▶ **PROBLEM DETAILS**:
Without including the pictures, copy out every line below.

▶ **DATA FOR ANALYSIS**:
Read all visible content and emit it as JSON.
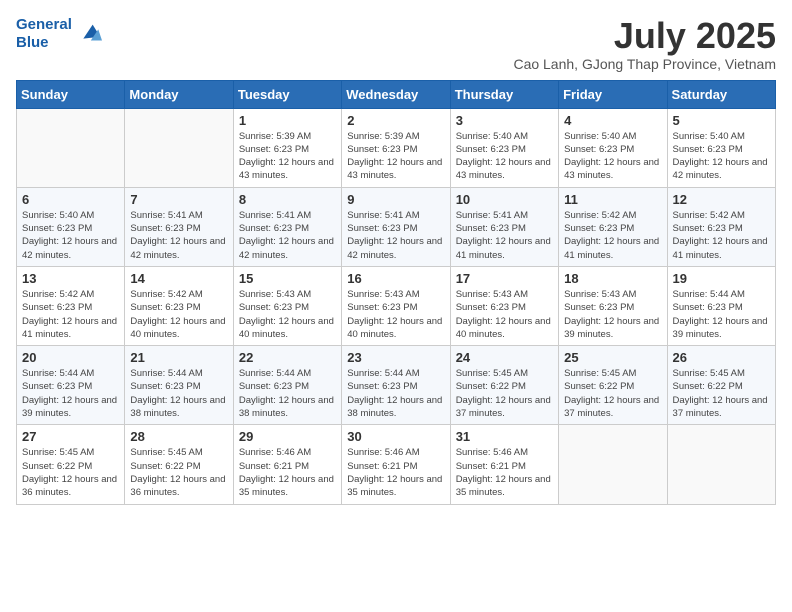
{
  "header": {
    "logo_line1": "General",
    "logo_line2": "Blue",
    "month_year": "July 2025",
    "location": "Cao Lanh, GJong Thap Province, Vietnam"
  },
  "columns": [
    "Sunday",
    "Monday",
    "Tuesday",
    "Wednesday",
    "Thursday",
    "Friday",
    "Saturday"
  ],
  "weeks": [
    [
      {
        "day": "",
        "info": ""
      },
      {
        "day": "",
        "info": ""
      },
      {
        "day": "1",
        "info": "Sunrise: 5:39 AM\nSunset: 6:23 PM\nDaylight: 12 hours and 43 minutes."
      },
      {
        "day": "2",
        "info": "Sunrise: 5:39 AM\nSunset: 6:23 PM\nDaylight: 12 hours and 43 minutes."
      },
      {
        "day": "3",
        "info": "Sunrise: 5:40 AM\nSunset: 6:23 PM\nDaylight: 12 hours and 43 minutes."
      },
      {
        "day": "4",
        "info": "Sunrise: 5:40 AM\nSunset: 6:23 PM\nDaylight: 12 hours and 43 minutes."
      },
      {
        "day": "5",
        "info": "Sunrise: 5:40 AM\nSunset: 6:23 PM\nDaylight: 12 hours and 42 minutes."
      }
    ],
    [
      {
        "day": "6",
        "info": "Sunrise: 5:40 AM\nSunset: 6:23 PM\nDaylight: 12 hours and 42 minutes."
      },
      {
        "day": "7",
        "info": "Sunrise: 5:41 AM\nSunset: 6:23 PM\nDaylight: 12 hours and 42 minutes."
      },
      {
        "day": "8",
        "info": "Sunrise: 5:41 AM\nSunset: 6:23 PM\nDaylight: 12 hours and 42 minutes."
      },
      {
        "day": "9",
        "info": "Sunrise: 5:41 AM\nSunset: 6:23 PM\nDaylight: 12 hours and 42 minutes."
      },
      {
        "day": "10",
        "info": "Sunrise: 5:41 AM\nSunset: 6:23 PM\nDaylight: 12 hours and 41 minutes."
      },
      {
        "day": "11",
        "info": "Sunrise: 5:42 AM\nSunset: 6:23 PM\nDaylight: 12 hours and 41 minutes."
      },
      {
        "day": "12",
        "info": "Sunrise: 5:42 AM\nSunset: 6:23 PM\nDaylight: 12 hours and 41 minutes."
      }
    ],
    [
      {
        "day": "13",
        "info": "Sunrise: 5:42 AM\nSunset: 6:23 PM\nDaylight: 12 hours and 41 minutes."
      },
      {
        "day": "14",
        "info": "Sunrise: 5:42 AM\nSunset: 6:23 PM\nDaylight: 12 hours and 40 minutes."
      },
      {
        "day": "15",
        "info": "Sunrise: 5:43 AM\nSunset: 6:23 PM\nDaylight: 12 hours and 40 minutes."
      },
      {
        "day": "16",
        "info": "Sunrise: 5:43 AM\nSunset: 6:23 PM\nDaylight: 12 hours and 40 minutes."
      },
      {
        "day": "17",
        "info": "Sunrise: 5:43 AM\nSunset: 6:23 PM\nDaylight: 12 hours and 40 minutes."
      },
      {
        "day": "18",
        "info": "Sunrise: 5:43 AM\nSunset: 6:23 PM\nDaylight: 12 hours and 39 minutes."
      },
      {
        "day": "19",
        "info": "Sunrise: 5:44 AM\nSunset: 6:23 PM\nDaylight: 12 hours and 39 minutes."
      }
    ],
    [
      {
        "day": "20",
        "info": "Sunrise: 5:44 AM\nSunset: 6:23 PM\nDaylight: 12 hours and 39 minutes."
      },
      {
        "day": "21",
        "info": "Sunrise: 5:44 AM\nSunset: 6:23 PM\nDaylight: 12 hours and 38 minutes."
      },
      {
        "day": "22",
        "info": "Sunrise: 5:44 AM\nSunset: 6:23 PM\nDaylight: 12 hours and 38 minutes."
      },
      {
        "day": "23",
        "info": "Sunrise: 5:44 AM\nSunset: 6:23 PM\nDaylight: 12 hours and 38 minutes."
      },
      {
        "day": "24",
        "info": "Sunrise: 5:45 AM\nSunset: 6:22 PM\nDaylight: 12 hours and 37 minutes."
      },
      {
        "day": "25",
        "info": "Sunrise: 5:45 AM\nSunset: 6:22 PM\nDaylight: 12 hours and 37 minutes."
      },
      {
        "day": "26",
        "info": "Sunrise: 5:45 AM\nSunset: 6:22 PM\nDaylight: 12 hours and 37 minutes."
      }
    ],
    [
      {
        "day": "27",
        "info": "Sunrise: 5:45 AM\nSunset: 6:22 PM\nDaylight: 12 hours and 36 minutes."
      },
      {
        "day": "28",
        "info": "Sunrise: 5:45 AM\nSunset: 6:22 PM\nDaylight: 12 hours and 36 minutes."
      },
      {
        "day": "29",
        "info": "Sunrise: 5:46 AM\nSunset: 6:21 PM\nDaylight: 12 hours and 35 minutes."
      },
      {
        "day": "30",
        "info": "Sunrise: 5:46 AM\nSunset: 6:21 PM\nDaylight: 12 hours and 35 minutes."
      },
      {
        "day": "31",
        "info": "Sunrise: 5:46 AM\nSunset: 6:21 PM\nDaylight: 12 hours and 35 minutes."
      },
      {
        "day": "",
        "info": ""
      },
      {
        "day": "",
        "info": ""
      }
    ]
  ]
}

▶ **YOUR SOLUTION**:
Read all visible content and emit it as JSON.
{
  "header": {
    "logo_line1": "General",
    "logo_line2": "Blue",
    "month_year": "July 2025",
    "location": "Cao Lanh, GJong Thap Province, Vietnam"
  },
  "columns": [
    "Sunday",
    "Monday",
    "Tuesday",
    "Wednesday",
    "Thursday",
    "Friday",
    "Saturday"
  ],
  "weeks": [
    [
      {
        "day": "",
        "info": ""
      },
      {
        "day": "",
        "info": ""
      },
      {
        "day": "1",
        "info": "Sunrise: 5:39 AM\nSunset: 6:23 PM\nDaylight: 12 hours and 43 minutes."
      },
      {
        "day": "2",
        "info": "Sunrise: 5:39 AM\nSunset: 6:23 PM\nDaylight: 12 hours and 43 minutes."
      },
      {
        "day": "3",
        "info": "Sunrise: 5:40 AM\nSunset: 6:23 PM\nDaylight: 12 hours and 43 minutes."
      },
      {
        "day": "4",
        "info": "Sunrise: 5:40 AM\nSunset: 6:23 PM\nDaylight: 12 hours and 43 minutes."
      },
      {
        "day": "5",
        "info": "Sunrise: 5:40 AM\nSunset: 6:23 PM\nDaylight: 12 hours and 42 minutes."
      }
    ],
    [
      {
        "day": "6",
        "info": "Sunrise: 5:40 AM\nSunset: 6:23 PM\nDaylight: 12 hours and 42 minutes."
      },
      {
        "day": "7",
        "info": "Sunrise: 5:41 AM\nSunset: 6:23 PM\nDaylight: 12 hours and 42 minutes."
      },
      {
        "day": "8",
        "info": "Sunrise: 5:41 AM\nSunset: 6:23 PM\nDaylight: 12 hours and 42 minutes."
      },
      {
        "day": "9",
        "info": "Sunrise: 5:41 AM\nSunset: 6:23 PM\nDaylight: 12 hours and 42 minutes."
      },
      {
        "day": "10",
        "info": "Sunrise: 5:41 AM\nSunset: 6:23 PM\nDaylight: 12 hours and 41 minutes."
      },
      {
        "day": "11",
        "info": "Sunrise: 5:42 AM\nSunset: 6:23 PM\nDaylight: 12 hours and 41 minutes."
      },
      {
        "day": "12",
        "info": "Sunrise: 5:42 AM\nSunset: 6:23 PM\nDaylight: 12 hours and 41 minutes."
      }
    ],
    [
      {
        "day": "13",
        "info": "Sunrise: 5:42 AM\nSunset: 6:23 PM\nDaylight: 12 hours and 41 minutes."
      },
      {
        "day": "14",
        "info": "Sunrise: 5:42 AM\nSunset: 6:23 PM\nDaylight: 12 hours and 40 minutes."
      },
      {
        "day": "15",
        "info": "Sunrise: 5:43 AM\nSunset: 6:23 PM\nDaylight: 12 hours and 40 minutes."
      },
      {
        "day": "16",
        "info": "Sunrise: 5:43 AM\nSunset: 6:23 PM\nDaylight: 12 hours and 40 minutes."
      },
      {
        "day": "17",
        "info": "Sunrise: 5:43 AM\nSunset: 6:23 PM\nDaylight: 12 hours and 40 minutes."
      },
      {
        "day": "18",
        "info": "Sunrise: 5:43 AM\nSunset: 6:23 PM\nDaylight: 12 hours and 39 minutes."
      },
      {
        "day": "19",
        "info": "Sunrise: 5:44 AM\nSunset: 6:23 PM\nDaylight: 12 hours and 39 minutes."
      }
    ],
    [
      {
        "day": "20",
        "info": "Sunrise: 5:44 AM\nSunset: 6:23 PM\nDaylight: 12 hours and 39 minutes."
      },
      {
        "day": "21",
        "info": "Sunrise: 5:44 AM\nSunset: 6:23 PM\nDaylight: 12 hours and 38 minutes."
      },
      {
        "day": "22",
        "info": "Sunrise: 5:44 AM\nSunset: 6:23 PM\nDaylight: 12 hours and 38 minutes."
      },
      {
        "day": "23",
        "info": "Sunrise: 5:44 AM\nSunset: 6:23 PM\nDaylight: 12 hours and 38 minutes."
      },
      {
        "day": "24",
        "info": "Sunrise: 5:45 AM\nSunset: 6:22 PM\nDaylight: 12 hours and 37 minutes."
      },
      {
        "day": "25",
        "info": "Sunrise: 5:45 AM\nSunset: 6:22 PM\nDaylight: 12 hours and 37 minutes."
      },
      {
        "day": "26",
        "info": "Sunrise: 5:45 AM\nSunset: 6:22 PM\nDaylight: 12 hours and 37 minutes."
      }
    ],
    [
      {
        "day": "27",
        "info": "Sunrise: 5:45 AM\nSunset: 6:22 PM\nDaylight: 12 hours and 36 minutes."
      },
      {
        "day": "28",
        "info": "Sunrise: 5:45 AM\nSunset: 6:22 PM\nDaylight: 12 hours and 36 minutes."
      },
      {
        "day": "29",
        "info": "Sunrise: 5:46 AM\nSunset: 6:21 PM\nDaylight: 12 hours and 35 minutes."
      },
      {
        "day": "30",
        "info": "Sunrise: 5:46 AM\nSunset: 6:21 PM\nDaylight: 12 hours and 35 minutes."
      },
      {
        "day": "31",
        "info": "Sunrise: 5:46 AM\nSunset: 6:21 PM\nDaylight: 12 hours and 35 minutes."
      },
      {
        "day": "",
        "info": ""
      },
      {
        "day": "",
        "info": ""
      }
    ]
  ]
}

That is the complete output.